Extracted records
-- Opening Marker --

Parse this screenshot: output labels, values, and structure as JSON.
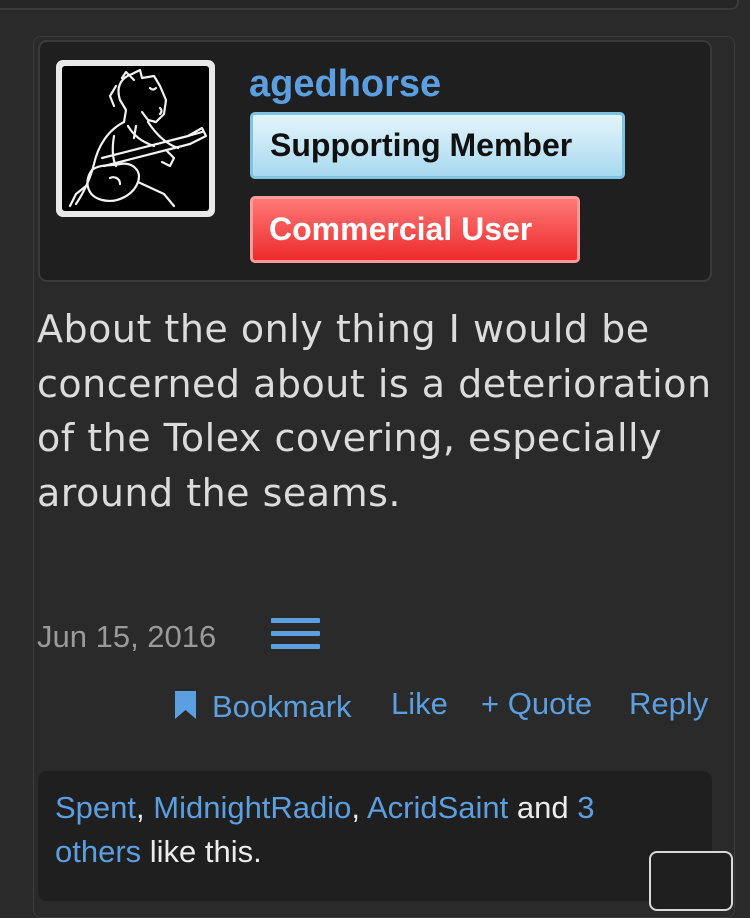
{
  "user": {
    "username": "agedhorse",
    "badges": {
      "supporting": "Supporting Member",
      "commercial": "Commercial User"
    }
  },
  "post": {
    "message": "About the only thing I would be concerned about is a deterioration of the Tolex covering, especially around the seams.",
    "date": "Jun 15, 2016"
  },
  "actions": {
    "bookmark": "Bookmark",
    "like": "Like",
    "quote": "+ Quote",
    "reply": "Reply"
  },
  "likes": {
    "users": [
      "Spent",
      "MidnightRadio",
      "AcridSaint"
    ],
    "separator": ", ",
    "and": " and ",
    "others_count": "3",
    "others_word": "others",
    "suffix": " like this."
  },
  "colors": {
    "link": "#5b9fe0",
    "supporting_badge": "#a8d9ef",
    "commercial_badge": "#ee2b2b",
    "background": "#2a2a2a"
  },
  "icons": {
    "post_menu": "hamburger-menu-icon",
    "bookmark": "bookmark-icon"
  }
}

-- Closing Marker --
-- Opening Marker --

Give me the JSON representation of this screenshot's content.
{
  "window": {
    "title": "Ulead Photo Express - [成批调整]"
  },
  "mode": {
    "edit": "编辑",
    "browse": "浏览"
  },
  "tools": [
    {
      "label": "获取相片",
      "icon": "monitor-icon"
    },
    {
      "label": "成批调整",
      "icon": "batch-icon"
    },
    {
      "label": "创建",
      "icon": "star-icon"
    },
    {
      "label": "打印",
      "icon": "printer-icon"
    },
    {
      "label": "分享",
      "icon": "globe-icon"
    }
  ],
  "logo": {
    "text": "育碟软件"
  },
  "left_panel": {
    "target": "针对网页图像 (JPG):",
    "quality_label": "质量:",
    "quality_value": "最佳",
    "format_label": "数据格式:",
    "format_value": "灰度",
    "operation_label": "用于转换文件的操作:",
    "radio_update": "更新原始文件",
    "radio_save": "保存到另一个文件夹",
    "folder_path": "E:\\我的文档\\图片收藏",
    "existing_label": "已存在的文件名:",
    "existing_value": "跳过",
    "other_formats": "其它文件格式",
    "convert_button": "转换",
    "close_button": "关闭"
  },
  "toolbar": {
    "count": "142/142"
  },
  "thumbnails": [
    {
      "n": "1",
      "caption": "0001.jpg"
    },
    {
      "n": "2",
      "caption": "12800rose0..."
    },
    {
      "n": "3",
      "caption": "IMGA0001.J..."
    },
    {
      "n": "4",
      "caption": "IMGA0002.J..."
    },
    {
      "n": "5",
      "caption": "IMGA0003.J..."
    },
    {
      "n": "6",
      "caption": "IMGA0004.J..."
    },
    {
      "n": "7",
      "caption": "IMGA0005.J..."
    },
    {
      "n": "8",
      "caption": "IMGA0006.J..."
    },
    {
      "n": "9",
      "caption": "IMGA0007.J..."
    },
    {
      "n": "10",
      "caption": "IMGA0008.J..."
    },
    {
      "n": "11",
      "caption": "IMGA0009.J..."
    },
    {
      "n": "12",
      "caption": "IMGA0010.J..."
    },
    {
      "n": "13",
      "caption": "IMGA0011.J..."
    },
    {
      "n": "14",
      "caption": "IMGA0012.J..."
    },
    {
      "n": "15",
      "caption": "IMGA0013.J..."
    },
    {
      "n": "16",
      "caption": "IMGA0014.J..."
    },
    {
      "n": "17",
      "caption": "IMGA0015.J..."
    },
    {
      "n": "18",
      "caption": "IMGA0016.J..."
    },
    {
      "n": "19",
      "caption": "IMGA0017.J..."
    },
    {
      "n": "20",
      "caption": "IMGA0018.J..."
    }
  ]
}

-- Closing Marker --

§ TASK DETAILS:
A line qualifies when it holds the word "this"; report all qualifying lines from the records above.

§ EXERCISE RESULT:
Parse this screenshot: output labels, values, and structure as JSON.
    "suffix": " like this."
Give me the JSON representation of this screenshot's content.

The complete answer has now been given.